--- START ---

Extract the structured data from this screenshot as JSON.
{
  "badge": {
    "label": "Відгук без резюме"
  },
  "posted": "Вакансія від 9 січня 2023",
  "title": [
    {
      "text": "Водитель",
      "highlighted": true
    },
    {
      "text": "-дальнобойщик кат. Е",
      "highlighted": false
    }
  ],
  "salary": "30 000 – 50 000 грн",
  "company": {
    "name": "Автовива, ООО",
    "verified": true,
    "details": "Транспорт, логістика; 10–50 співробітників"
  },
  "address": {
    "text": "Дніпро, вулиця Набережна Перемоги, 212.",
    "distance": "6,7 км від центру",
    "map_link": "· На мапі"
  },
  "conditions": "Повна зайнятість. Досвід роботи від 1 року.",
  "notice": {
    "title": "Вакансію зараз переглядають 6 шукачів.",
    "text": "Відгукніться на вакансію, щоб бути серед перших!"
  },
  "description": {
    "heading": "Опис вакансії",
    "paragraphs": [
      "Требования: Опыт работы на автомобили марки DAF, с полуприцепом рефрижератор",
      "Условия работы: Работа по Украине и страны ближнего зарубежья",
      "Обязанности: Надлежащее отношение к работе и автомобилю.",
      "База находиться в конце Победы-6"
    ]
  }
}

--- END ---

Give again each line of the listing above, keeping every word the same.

Extract the structured data from this screenshot as JSON.
{
  "badge": {
    "label": "Відгук без резюме"
  },
  "posted": "Вакансія від 9 січня 2023",
  "title": [
    {
      "text": "Водитель",
      "highlighted": true
    },
    {
      "text": "-дальнобойщик кат. Е",
      "highlighted": false
    }
  ],
  "salary": "30 000 – 50 000 грн",
  "company": {
    "name": "Автовива, ООО",
    "verified": true,
    "details": "Транспорт, логістика; 10–50 співробітників"
  },
  "address": {
    "text": "Дніпро, вулиця Набережна Перемоги, 212.",
    "distance": "6,7 км від центру",
    "map_link": "· На мапі"
  },
  "conditions": "Повна зайнятість. Досвід роботи від 1 року.",
  "notice": {
    "title": "Вакансію зараз переглядають 6 шукачів.",
    "text": "Відгукніться на вакансію, щоб бути серед перших!"
  },
  "description": {
    "heading": "Опис вакансії",
    "paragraphs": [
      "Требования: Опыт работы на автомобили марки DAF, с полуприцепом рефрижератор",
      "Условия работы: Работа по Украине и страны ближнего зарубежья",
      "Обязанности: Надлежащее отношение к работе и автомобилю.",
      "База находиться в конце Победы-6"
    ]
  }
}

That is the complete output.